When you arenâ€™t able to grow all the food you want to eat in your own garden, the next best stop is the farmers market. Not only is it a place where you can find the very best local foodâ€”locally grown produce, sustainably raised meats, and artisan breads, jams and cheesesâ€”it can be a charming, outdoorsy way to spend a Saturday morning. Before you embark on your next farmers market outing, take a quick peek at these five tips to help you get off on the right foot and help you get more bang for your buck.
1. Bring The Right Gear
Spontaneity has its place in life, but youâ€™ll want to plan ahead before you hit the farmers market. Donâ€™t just run out the door in a pair of stylish-but-uncomfortable shoes. Farmers markets are usually held outdoors andâ€”depending on the number of vendorsâ€”may cover a large area. In order to take advantage of everything they have to offer, you can expect to do a lot of walking. Wear comfortable shoes and maybe even a wide-brimmed hat to keep the sun off and stay cool.
Youâ€™ll also want to think about what youâ€™re planning to buy. Will you be purchasing vegetables? Zucchini, acorn squash, tomatoes, maybe even a pumpkin? Your purchases will get heavyâ€”fastâ€”so bring appropriately-sized bags to help you haul all your incredible finds, or bring a small cart or a kidâ€™s wagon. (And, of course, youâ€™ll want to bring cash. While some farmers and markets are beginning to offer credit card options, it can sometimes be an added expense you donâ€™t want to burden your farmer with.)
2. Go Early
The best selection will obviously be found when the market first opens, so arriving early will yield the freshest items and the widest variety. The most in-demand products may only be available when the market initially opens, and the produce selection will be at its best early in the day, so youâ€™ll have a better chance of getting exactly what you want. Plan on getting there right when the vendors are ready to start selling.
3. Or Go Late
If youâ€™re not really concerned with choosing from the best selection of veggies, donâ€™t care whether the cucumbers are perfectly unblemished cucumber, and are just looking for a good deal, then you might want to try hitting the farmers market at the end of the day instead of the beginning. As the market gets ready to close, vendors are faced with the option of selling at a reduced price or packing up unsold products to take home.
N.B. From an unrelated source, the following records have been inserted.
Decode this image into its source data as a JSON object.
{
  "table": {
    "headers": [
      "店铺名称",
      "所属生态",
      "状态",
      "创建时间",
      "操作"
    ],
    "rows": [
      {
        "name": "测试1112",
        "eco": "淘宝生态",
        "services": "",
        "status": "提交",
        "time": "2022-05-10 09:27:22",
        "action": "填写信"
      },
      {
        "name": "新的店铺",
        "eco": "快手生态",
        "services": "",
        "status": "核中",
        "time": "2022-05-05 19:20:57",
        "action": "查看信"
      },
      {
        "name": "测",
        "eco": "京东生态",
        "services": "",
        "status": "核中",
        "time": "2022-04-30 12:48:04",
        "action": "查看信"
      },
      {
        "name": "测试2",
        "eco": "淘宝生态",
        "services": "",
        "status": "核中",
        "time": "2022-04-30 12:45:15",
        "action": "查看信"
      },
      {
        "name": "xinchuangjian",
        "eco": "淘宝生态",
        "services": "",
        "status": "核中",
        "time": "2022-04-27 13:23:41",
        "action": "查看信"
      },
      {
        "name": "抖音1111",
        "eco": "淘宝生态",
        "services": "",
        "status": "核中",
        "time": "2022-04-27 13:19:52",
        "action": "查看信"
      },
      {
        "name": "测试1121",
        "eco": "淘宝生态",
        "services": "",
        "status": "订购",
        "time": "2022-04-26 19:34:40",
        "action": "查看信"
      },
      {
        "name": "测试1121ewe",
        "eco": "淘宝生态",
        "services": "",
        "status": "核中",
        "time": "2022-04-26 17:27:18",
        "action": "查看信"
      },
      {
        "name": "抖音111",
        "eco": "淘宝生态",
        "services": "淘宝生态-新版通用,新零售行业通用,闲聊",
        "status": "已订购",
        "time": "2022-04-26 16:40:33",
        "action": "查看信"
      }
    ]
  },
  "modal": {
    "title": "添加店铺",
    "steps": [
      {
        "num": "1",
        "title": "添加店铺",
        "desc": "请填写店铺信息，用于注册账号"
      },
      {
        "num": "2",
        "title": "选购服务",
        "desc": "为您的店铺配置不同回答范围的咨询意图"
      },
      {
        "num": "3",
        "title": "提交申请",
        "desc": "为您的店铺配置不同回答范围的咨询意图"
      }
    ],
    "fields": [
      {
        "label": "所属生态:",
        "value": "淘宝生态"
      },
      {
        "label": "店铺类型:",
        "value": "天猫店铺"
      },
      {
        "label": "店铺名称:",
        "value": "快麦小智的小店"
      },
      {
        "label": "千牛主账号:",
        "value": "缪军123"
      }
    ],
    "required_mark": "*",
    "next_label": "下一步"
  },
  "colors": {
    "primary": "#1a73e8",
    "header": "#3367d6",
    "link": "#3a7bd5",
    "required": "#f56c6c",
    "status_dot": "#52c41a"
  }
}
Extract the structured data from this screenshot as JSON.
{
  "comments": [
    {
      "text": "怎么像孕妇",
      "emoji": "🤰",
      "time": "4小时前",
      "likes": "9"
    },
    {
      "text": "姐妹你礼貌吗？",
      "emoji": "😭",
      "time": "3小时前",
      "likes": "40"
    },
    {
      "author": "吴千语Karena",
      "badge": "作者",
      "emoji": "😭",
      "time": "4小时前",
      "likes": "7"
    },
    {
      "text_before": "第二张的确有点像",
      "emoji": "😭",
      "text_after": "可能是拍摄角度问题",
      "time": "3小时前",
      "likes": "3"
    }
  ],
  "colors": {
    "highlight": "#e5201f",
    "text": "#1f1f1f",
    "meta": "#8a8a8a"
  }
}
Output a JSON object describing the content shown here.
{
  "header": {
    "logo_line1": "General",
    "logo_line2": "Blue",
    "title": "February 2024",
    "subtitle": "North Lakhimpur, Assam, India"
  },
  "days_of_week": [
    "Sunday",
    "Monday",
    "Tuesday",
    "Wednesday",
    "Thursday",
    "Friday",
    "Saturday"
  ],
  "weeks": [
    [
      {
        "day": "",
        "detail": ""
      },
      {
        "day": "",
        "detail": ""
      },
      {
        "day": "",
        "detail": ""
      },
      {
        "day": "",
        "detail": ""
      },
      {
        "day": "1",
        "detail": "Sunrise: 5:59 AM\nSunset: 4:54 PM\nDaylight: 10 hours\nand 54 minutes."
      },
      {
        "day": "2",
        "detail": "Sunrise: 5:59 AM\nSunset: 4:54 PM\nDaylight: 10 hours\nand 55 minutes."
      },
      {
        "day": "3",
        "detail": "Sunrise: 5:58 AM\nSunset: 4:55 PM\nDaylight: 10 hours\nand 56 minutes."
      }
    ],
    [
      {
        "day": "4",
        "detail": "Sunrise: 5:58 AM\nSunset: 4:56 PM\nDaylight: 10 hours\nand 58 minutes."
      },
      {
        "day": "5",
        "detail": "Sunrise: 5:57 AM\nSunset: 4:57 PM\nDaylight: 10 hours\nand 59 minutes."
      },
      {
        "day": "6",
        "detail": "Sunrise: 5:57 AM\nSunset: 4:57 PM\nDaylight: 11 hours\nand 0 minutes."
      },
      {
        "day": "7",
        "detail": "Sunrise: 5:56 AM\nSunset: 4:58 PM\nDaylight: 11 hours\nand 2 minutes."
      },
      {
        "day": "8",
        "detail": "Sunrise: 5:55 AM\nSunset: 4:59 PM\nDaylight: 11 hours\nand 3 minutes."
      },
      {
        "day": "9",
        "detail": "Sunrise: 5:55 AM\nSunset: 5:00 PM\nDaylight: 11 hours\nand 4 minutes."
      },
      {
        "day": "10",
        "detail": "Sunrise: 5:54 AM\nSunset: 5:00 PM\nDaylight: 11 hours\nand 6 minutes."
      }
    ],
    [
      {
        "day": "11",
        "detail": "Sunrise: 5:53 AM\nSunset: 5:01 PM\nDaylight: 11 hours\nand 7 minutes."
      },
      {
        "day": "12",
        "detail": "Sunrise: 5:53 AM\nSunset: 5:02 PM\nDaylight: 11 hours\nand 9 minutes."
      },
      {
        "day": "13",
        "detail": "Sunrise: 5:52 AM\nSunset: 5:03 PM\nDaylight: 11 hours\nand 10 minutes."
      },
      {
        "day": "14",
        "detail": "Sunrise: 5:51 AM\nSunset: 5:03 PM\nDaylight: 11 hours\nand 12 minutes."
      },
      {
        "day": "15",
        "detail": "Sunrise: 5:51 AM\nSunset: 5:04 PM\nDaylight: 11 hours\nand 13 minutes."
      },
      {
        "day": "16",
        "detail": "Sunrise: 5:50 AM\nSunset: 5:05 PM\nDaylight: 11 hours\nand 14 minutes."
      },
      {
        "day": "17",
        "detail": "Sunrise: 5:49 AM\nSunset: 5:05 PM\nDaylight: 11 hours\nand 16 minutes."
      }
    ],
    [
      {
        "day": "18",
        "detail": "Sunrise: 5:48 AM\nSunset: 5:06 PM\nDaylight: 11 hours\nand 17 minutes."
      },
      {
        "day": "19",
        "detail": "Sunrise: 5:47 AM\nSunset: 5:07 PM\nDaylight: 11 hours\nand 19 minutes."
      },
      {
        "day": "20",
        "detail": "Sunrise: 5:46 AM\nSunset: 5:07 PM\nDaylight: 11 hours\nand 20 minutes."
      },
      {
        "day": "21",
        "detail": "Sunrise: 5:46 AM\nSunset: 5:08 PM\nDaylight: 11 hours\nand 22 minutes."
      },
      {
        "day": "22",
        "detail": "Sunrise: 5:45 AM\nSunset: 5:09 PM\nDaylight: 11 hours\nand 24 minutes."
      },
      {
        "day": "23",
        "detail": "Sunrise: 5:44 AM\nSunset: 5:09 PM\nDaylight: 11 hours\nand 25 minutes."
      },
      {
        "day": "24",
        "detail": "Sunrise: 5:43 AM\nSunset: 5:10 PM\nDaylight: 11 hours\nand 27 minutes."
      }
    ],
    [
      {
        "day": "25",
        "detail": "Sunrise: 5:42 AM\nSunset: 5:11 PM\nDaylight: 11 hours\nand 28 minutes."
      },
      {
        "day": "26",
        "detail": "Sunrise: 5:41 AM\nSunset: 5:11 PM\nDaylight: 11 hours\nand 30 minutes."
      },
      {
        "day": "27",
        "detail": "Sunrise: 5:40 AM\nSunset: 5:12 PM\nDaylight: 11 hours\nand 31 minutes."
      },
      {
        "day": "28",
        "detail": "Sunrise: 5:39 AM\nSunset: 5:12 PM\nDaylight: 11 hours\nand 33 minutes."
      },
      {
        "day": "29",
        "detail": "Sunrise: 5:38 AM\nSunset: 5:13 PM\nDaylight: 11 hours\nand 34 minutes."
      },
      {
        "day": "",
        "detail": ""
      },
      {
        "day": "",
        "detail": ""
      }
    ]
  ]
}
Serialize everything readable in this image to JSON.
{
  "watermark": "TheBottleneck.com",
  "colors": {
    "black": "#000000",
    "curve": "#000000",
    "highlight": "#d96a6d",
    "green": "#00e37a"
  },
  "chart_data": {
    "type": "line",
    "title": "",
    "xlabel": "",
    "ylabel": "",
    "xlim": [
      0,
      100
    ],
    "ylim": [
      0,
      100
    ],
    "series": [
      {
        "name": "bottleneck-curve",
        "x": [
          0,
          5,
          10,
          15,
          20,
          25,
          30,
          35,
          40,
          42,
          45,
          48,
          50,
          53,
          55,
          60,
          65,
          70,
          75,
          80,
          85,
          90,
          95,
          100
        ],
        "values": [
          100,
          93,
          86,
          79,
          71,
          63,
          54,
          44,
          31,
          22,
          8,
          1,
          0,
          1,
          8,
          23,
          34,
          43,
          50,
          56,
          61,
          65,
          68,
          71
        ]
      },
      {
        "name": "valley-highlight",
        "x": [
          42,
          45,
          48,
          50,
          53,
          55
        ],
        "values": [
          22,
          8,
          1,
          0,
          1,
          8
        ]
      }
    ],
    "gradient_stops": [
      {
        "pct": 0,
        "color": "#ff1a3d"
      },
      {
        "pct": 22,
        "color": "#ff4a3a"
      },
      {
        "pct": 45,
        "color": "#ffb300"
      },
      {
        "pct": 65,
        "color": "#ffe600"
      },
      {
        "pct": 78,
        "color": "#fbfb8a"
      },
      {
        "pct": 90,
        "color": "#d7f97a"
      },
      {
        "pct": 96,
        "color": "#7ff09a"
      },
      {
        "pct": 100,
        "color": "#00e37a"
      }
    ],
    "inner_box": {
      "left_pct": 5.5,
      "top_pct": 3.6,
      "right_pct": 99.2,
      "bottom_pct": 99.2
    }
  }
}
This is the best moment to start haggling. Donâ€™t lowball or criticizeâ€”just politely ask vendors if there are any “end of dayâ€ť discounts. Chances are youâ€™ll both go home satisfied.
4. Take Your Time
Consider taking a “previewâ€ť walk through the market to acquaint yourself with the available products and produce. This is just a quick run-through to find out whatâ€™s available and compare prices because chances are that youâ€™ll find multiple vendors selling similar items. One may have the lowest price on squash, but his tomatoes might be more expensive than the tomatoes three booths down. This preview gives you an opportunity to narrow down your options before you start making purchases. It may take a little longer, but your wallet will undoubtedly reap the benefits.
5. Explore Multiple Markets
Your neighborhood farmers market may have lots to choose from, but markets in other parts of the city or in neighboring towns can provide you with an even wider shopping selection. Broaden your horizons and check out some farmers markets you donâ€™t usually frequent. Youâ€™ll meet new people, find new culinary treasures, and have the chance to explore the sights and sounds of a different area. And, if nothing else, youâ€™ll enjoy a pleasant walk as you browse the tables of colorful fruits and vegetables and breathe in the cheerful smells of fresh flowers and herbs. Not a bad way to spend a day!
About the Author: Samantha Johnson is the author of several books, including The Beginnerâ€™s Guide to Vegetable GardeningÂ (Voyageur Press, 2013). She lives on a former dairy farm in northern Wisconsin with a Pembroke Welsh Corgi named Peaches and writes frequently about pets, gardening, and farm life. Visit her online portfolio.